The New York Yankees might have a serious problem on their hands: Beautiful new Yankee Stadium appears to be a veritable wind tunnel that is rocketing balls over the fences.
"With the way the wind has been the last couple of days, right field is a joke," one official said. "I would say at least three or four home runs in this series would be routine outs in nearly every park."
The new Yankee Stadium is just across the street from the old park, but it's not aligned quite the same way as the old Yankee Stadium. In the late-afternoon shadows in the old park, the sun was in the eyes of the left fielder. Now the sun sets into the eyes of the center field and right fielder. Whether or not that's a factor is not known, and it's also possible that the number of home runs hit is directly related to the poor pitching of the likes of Chien-Ming Wang.

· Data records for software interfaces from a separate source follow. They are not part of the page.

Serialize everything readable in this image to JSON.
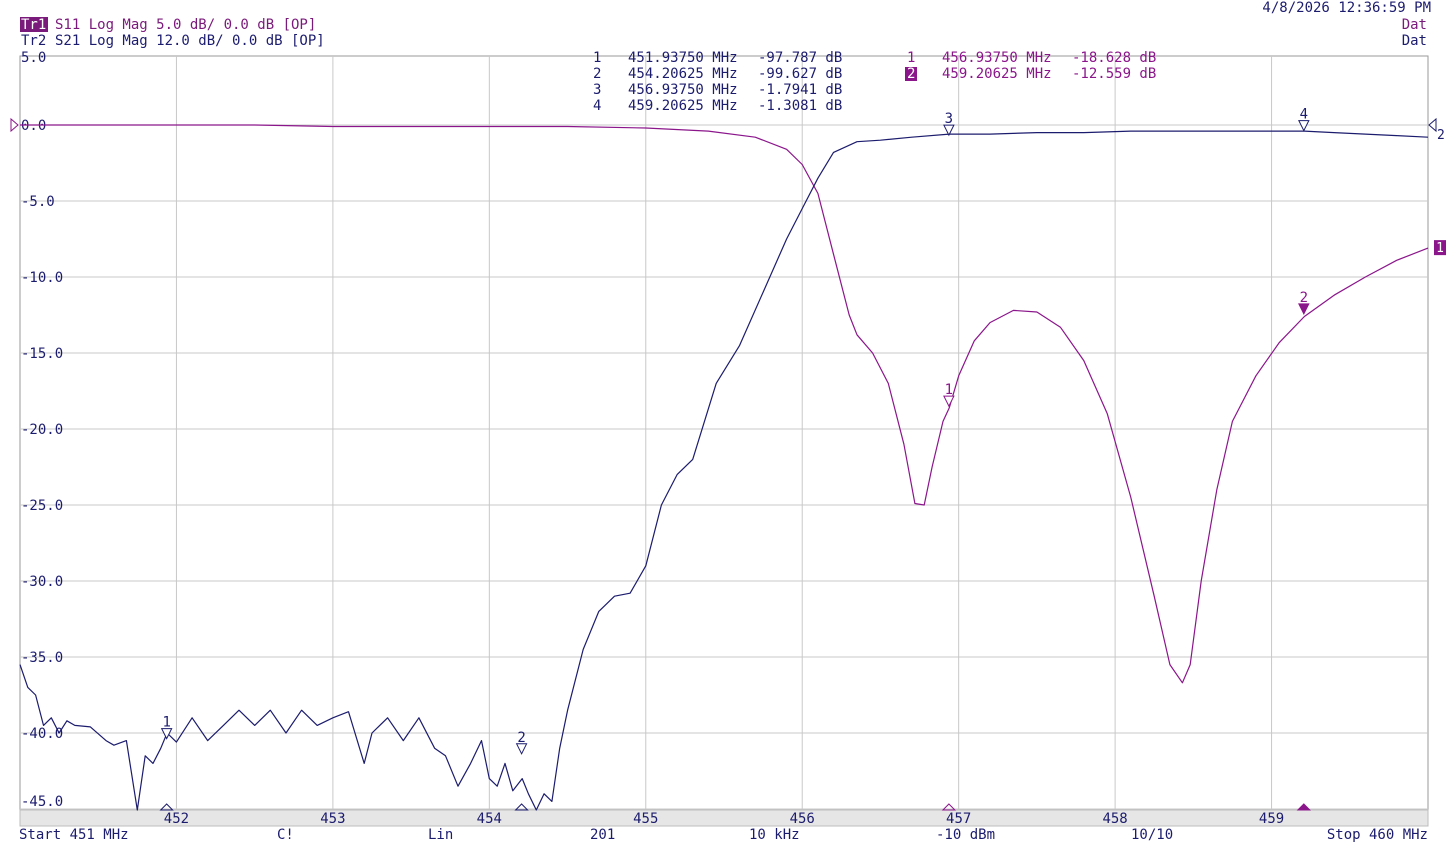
{
  "header": {
    "datetime": "4/8/2026 12:36:59 PM",
    "trace1": {
      "id": "Tr1",
      "desc": "S11 Log Mag 5.0 dB/ 0.0 dB [OP]",
      "dat": "Dat"
    },
    "trace2": {
      "id": "Tr2",
      "desc": "S21 Log Mag 12.0 dB/ 0.0 dB [OP]",
      "dat": "Dat"
    }
  },
  "colors": {
    "s11": "#8b168b",
    "s21": "#1c1c6e",
    "grid": "#c8c8c8",
    "text_blue": "#1c1c6e",
    "text_purple": "#7a1a7a"
  },
  "marker_table_s21": [
    {
      "n": "1",
      "freq": "451.93750 MHz",
      "val": "-97.787 dB"
    },
    {
      "n": "2",
      "freq": "454.20625 MHz",
      "val": "-99.627 dB"
    },
    {
      "n": "3",
      "freq": "456.93750 MHz",
      "val": "-1.7941 dB"
    },
    {
      "n": "4",
      "freq": "459.20625 MHz",
      "val": "-1.3081 dB"
    }
  ],
  "marker_table_s11": [
    {
      "n": "1",
      "freq": "456.93750 MHz",
      "val": "-18.628 dB"
    },
    {
      "n": "2",
      "freq": "459.20625 MHz",
      "val": "-12.559 dB"
    }
  ],
  "footer": {
    "start": "Start 451 MHz",
    "c": "C!",
    "lin": "Lin",
    "points": "201",
    "ifbw": "10 kHz",
    "power": "-10 dBm",
    "avg": "10/10",
    "stop": "Stop 460 MHz"
  },
  "chart_data": {
    "type": "line",
    "xlim": [
      451,
      460
    ],
    "ylim": [
      -46,
      5
    ],
    "x_ticks": [
      "452",
      "453",
      "454",
      "455",
      "456",
      "457",
      "458",
      "459"
    ],
    "y_ticks": [
      "5.0",
      "0.0",
      "-5.0",
      "-10.0",
      "-15.0",
      "-20.0",
      "-25.0",
      "-30.0",
      "-35.0",
      "-40.0",
      "-45.0"
    ],
    "grid": true,
    "series": [
      {
        "name": "S11",
        "x": [
          451.0,
          451.5,
          452.0,
          452.5,
          453.0,
          453.5,
          454.0,
          454.5,
          455.0,
          455.4,
          455.7,
          455.9,
          456.0,
          456.1,
          456.2,
          456.3,
          456.35,
          456.45,
          456.55,
          456.65,
          456.72,
          456.78,
          456.83,
          456.9,
          456.94,
          457.0,
          457.1,
          457.2,
          457.35,
          457.5,
          457.65,
          457.8,
          457.95,
          458.1,
          458.25,
          458.35,
          458.43,
          458.48,
          458.55,
          458.65,
          458.75,
          458.9,
          459.05,
          459.21,
          459.4,
          459.6,
          459.8,
          460.0
        ],
        "y": [
          0.0,
          0.0,
          0.0,
          0.0,
          -0.1,
          -0.1,
          -0.1,
          -0.1,
          -0.2,
          -0.4,
          -0.8,
          -1.6,
          -2.6,
          -4.5,
          -8.5,
          -12.5,
          -13.8,
          -15.0,
          -17.0,
          -21.0,
          -24.9,
          -25.0,
          -22.5,
          -19.5,
          -18.6,
          -16.5,
          -14.2,
          -13.0,
          -12.2,
          -12.3,
          -13.3,
          -15.5,
          -19.0,
          -24.5,
          -31.0,
          -35.5,
          -36.7,
          -35.5,
          -30.0,
          -24.0,
          -19.5,
          -16.5,
          -14.3,
          -12.6,
          -11.2,
          -10.0,
          -8.9,
          -8.1
        ]
      },
      {
        "name": "S21",
        "x": [
          451.0,
          451.05,
          451.1,
          451.15,
          451.2,
          451.25,
          451.3,
          451.35,
          451.45,
          451.55,
          451.6,
          451.68,
          451.75,
          451.8,
          451.85,
          451.9,
          451.94,
          452.0,
          452.1,
          452.2,
          452.3,
          452.4,
          452.5,
          452.6,
          452.7,
          452.8,
          452.9,
          453.0,
          453.1,
          453.2,
          453.25,
          453.35,
          453.45,
          453.55,
          453.65,
          453.72,
          453.8,
          453.88,
          453.95,
          454.0,
          454.05,
          454.1,
          454.15,
          454.21,
          454.25,
          454.3,
          454.35,
          454.4,
          454.45,
          454.5,
          454.6,
          454.7,
          454.8,
          454.9,
          455.0,
          455.1,
          455.2,
          455.3,
          455.45,
          455.6,
          455.75,
          455.9,
          456.0,
          456.1,
          456.2,
          456.35,
          456.5,
          456.7,
          456.94,
          457.2,
          457.5,
          457.8,
          458.1,
          458.4,
          458.7,
          459.0,
          459.21,
          459.4,
          459.6,
          459.8,
          460.0
        ],
        "y": [
          -35.5,
          -37.0,
          -37.5,
          -39.5,
          -39.0,
          -40.0,
          -39.2,
          -39.5,
          -39.6,
          -40.5,
          -40.8,
          -40.5,
          -46.0,
          -41.5,
          -42.0,
          -41.0,
          -40.0,
          -40.6,
          -39.0,
          -40.5,
          -39.5,
          -38.5,
          -39.5,
          -38.5,
          -40.0,
          -38.5,
          -39.5,
          -39.0,
          -38.6,
          -42.0,
          -40.0,
          -39.0,
          -40.5,
          -39.0,
          -41.0,
          -41.5,
          -43.5,
          -42.0,
          -40.5,
          -43.0,
          -43.5,
          -42.0,
          -43.8,
          -43.0,
          -44.0,
          -46.0,
          -44.0,
          -44.5,
          -41.0,
          -38.5,
          -34.5,
          -32.0,
          -31.0,
          -30.8,
          -29.0,
          -25.0,
          -23.0,
          -22.0,
          -17.0,
          -14.5,
          -11.0,
          -7.5,
          -5.5,
          -3.5,
          -1.8,
          -1.1,
          -1.0,
          -0.8,
          -0.6,
          -0.6,
          -0.5,
          -0.5,
          -0.4,
          -0.4,
          -0.4,
          -0.4,
          -0.4,
          -0.5,
          -0.6,
          -0.7,
          -0.8
        ]
      }
    ],
    "markers_s21": [
      {
        "n": "1",
        "x": 451.9375,
        "y": -40.5
      },
      {
        "n": "2",
        "x": 454.20625,
        "y": -41.5
      },
      {
        "n": "3",
        "x": 456.9375,
        "y": -0.8
      },
      {
        "n": "4",
        "x": 459.20625,
        "y": -0.5
      }
    ],
    "markers_s11": [
      {
        "n": "1",
        "x": 456.9375,
        "y": -18.628,
        "active": false
      },
      {
        "n": "2",
        "x": 459.20625,
        "y": -12.559,
        "active": true
      }
    ],
    "bottom_markers": [
      {
        "x": 451.9375,
        "trace": "s21",
        "filled": false
      },
      {
        "x": 454.20625,
        "trace": "s21",
        "filled": false
      },
      {
        "x": 456.9375,
        "trace": "s11",
        "filled": false
      },
      {
        "x": 459.20625,
        "trace": "s11",
        "filled": true
      }
    ],
    "right_ref_labels": [
      {
        "label": "2",
        "trace": "s21",
        "y": 0.0,
        "style": "open"
      },
      {
        "label": "1",
        "trace": "s11",
        "y": -8.1,
        "style": "filled"
      }
    ],
    "left_ref": {
      "trace": "s11",
      "y": 0.0
    }
  }
}
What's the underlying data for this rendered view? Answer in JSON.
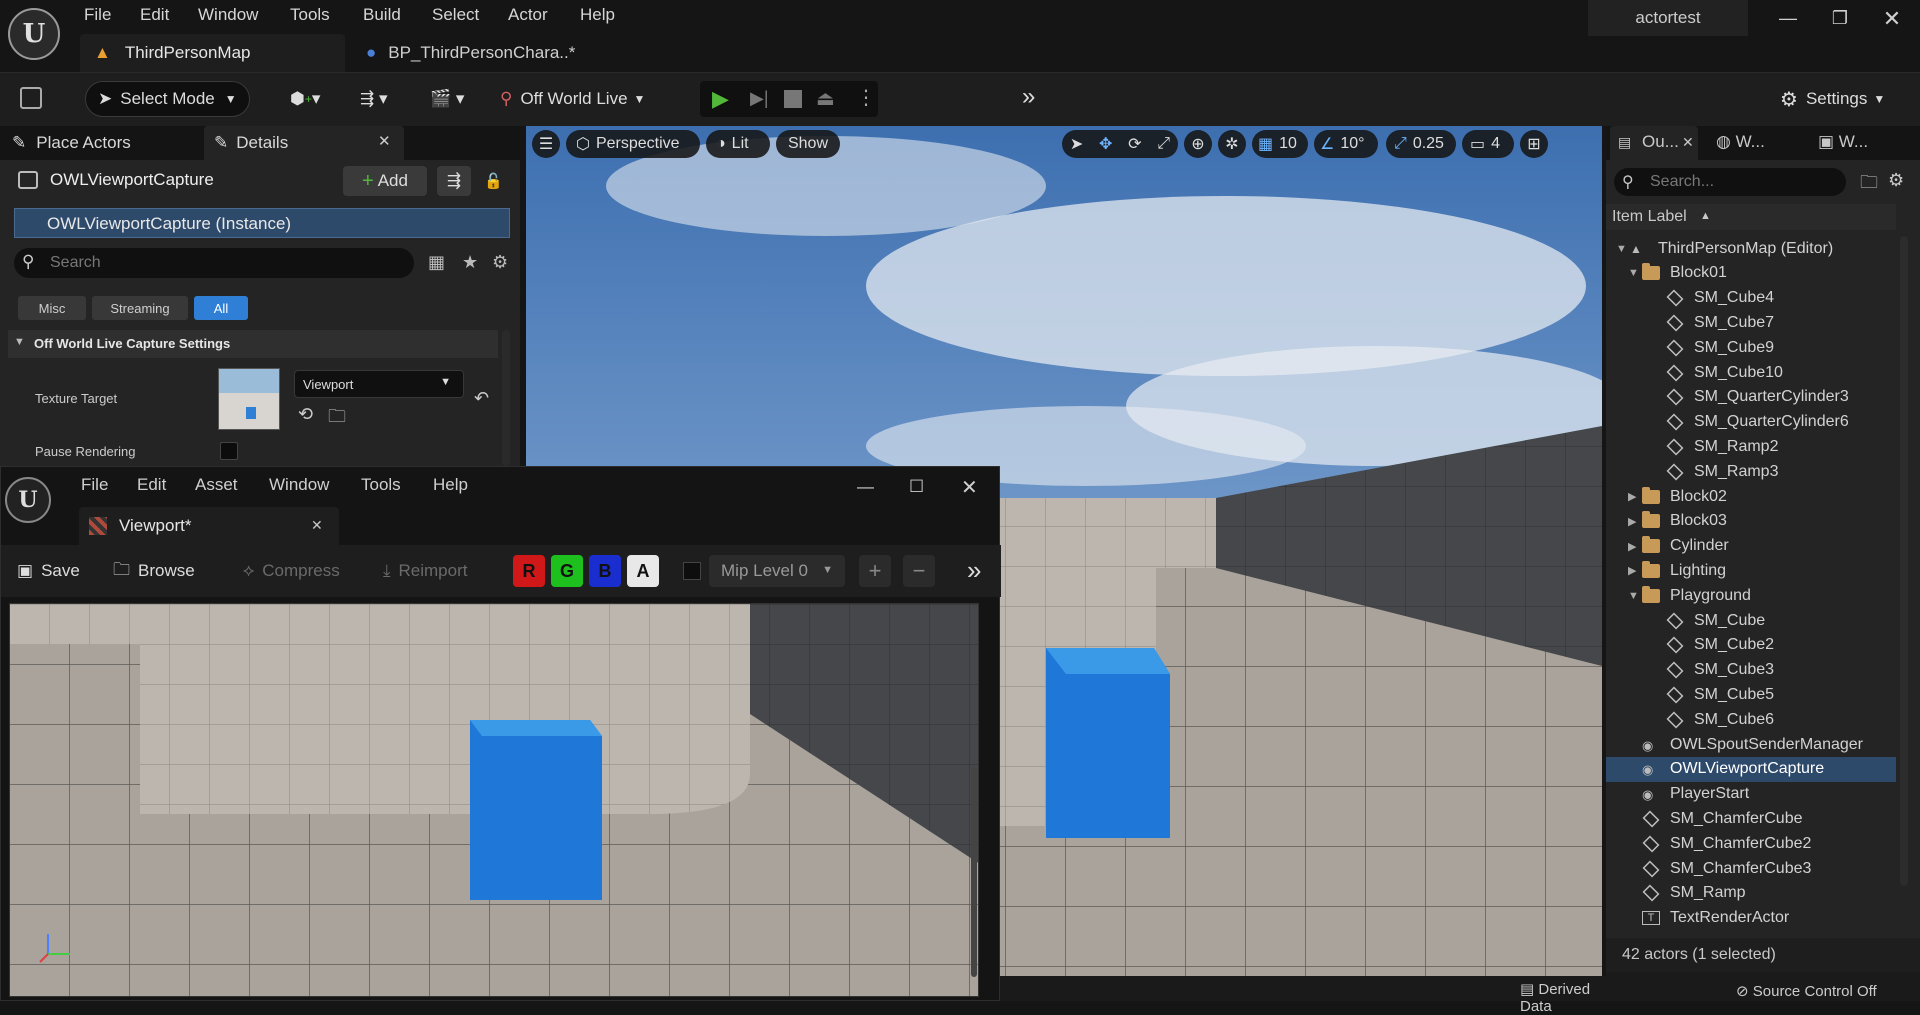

But already there have been a number of fly balls that seemed to be routine outs, before almost leaping out of the park. Mark Teixeira lifted a pop to right field off the end of his bat in the first inning Saturday, and players on both teams appeared to be completely surprised when it carried over the wall.
The dimensions of the new Yankee Stadium are the same as the old. The short right-field porch is no more or less inviting. But for whatever reason, balls seem to carry better to right than they did across the street.
A pity that Babe Ruth no longer is with us.
In this park, he might hit 75 home runs.
http://msn.foxsports.com/mlb/story/9472 ... s-paradise
Yankees general manager Brian Cashman told the MLB on FOX broadcasters before Saturday's game that the demolition of the old stadium will allow the wind from the Harlem River to blow directly into the new one, perhaps creating a jet stream to left-center field to match the one in right and right-center.
http://www.sportsnetwork.com/merge/tsnf ... id=4227335
What does all this mean to the fantasy player?
Unless this is just a three-game statistical anomaly:
1) You must start every available hitter when his team visits Yankee Stadium and sit your starting pitchers.
2) You should also consider trying to trade for New York Yankees hitters to take full advantage of the situation, even if on paper you have to give up a little more than you get.
3) Get rid of most or all New York Yankees pitchers because you can only start them on the road.
Marc Carig: The Star-Ledger:
http://www.nj.com/yankees/index.ssf/200 ... rs_to.html
Indians manager Eric Wedge said the hitter-friendly conditions should be "pretty evident to everybody."
New Jersey native Mark DeRosa, the Indians' third baseman, said he didn't get a clear sense of how the park would play after taking his first batting practice on Thursday. Playing in a few games, however, has helped him form a definitive opinion.
"It's pretty obvious," said DeRosa, who has homered to both left and right field during the series. "I told Mark Teixeira when I was on first base, that I'd be surprised if he doesn't hit 40 this year."
Indians right fielder Shin-Soo Choo said a few of the home runs have looked to be routine fly balls off the bat. That is, until he saw them sail into the seats.
Yankees right fielder Nick Swisher said the most noticeable difference so far has been on balls that travel in high, arcing loops.
Generally, he said those types of balls can be difficult to predict. In the new Yankee Stadium, they've been home runs.
"I do not think baseball of today is any better than it was 30 years ago... I still think Radbourne is the greatest of the pitchers." John Sullivan 1914-Old athletes never change.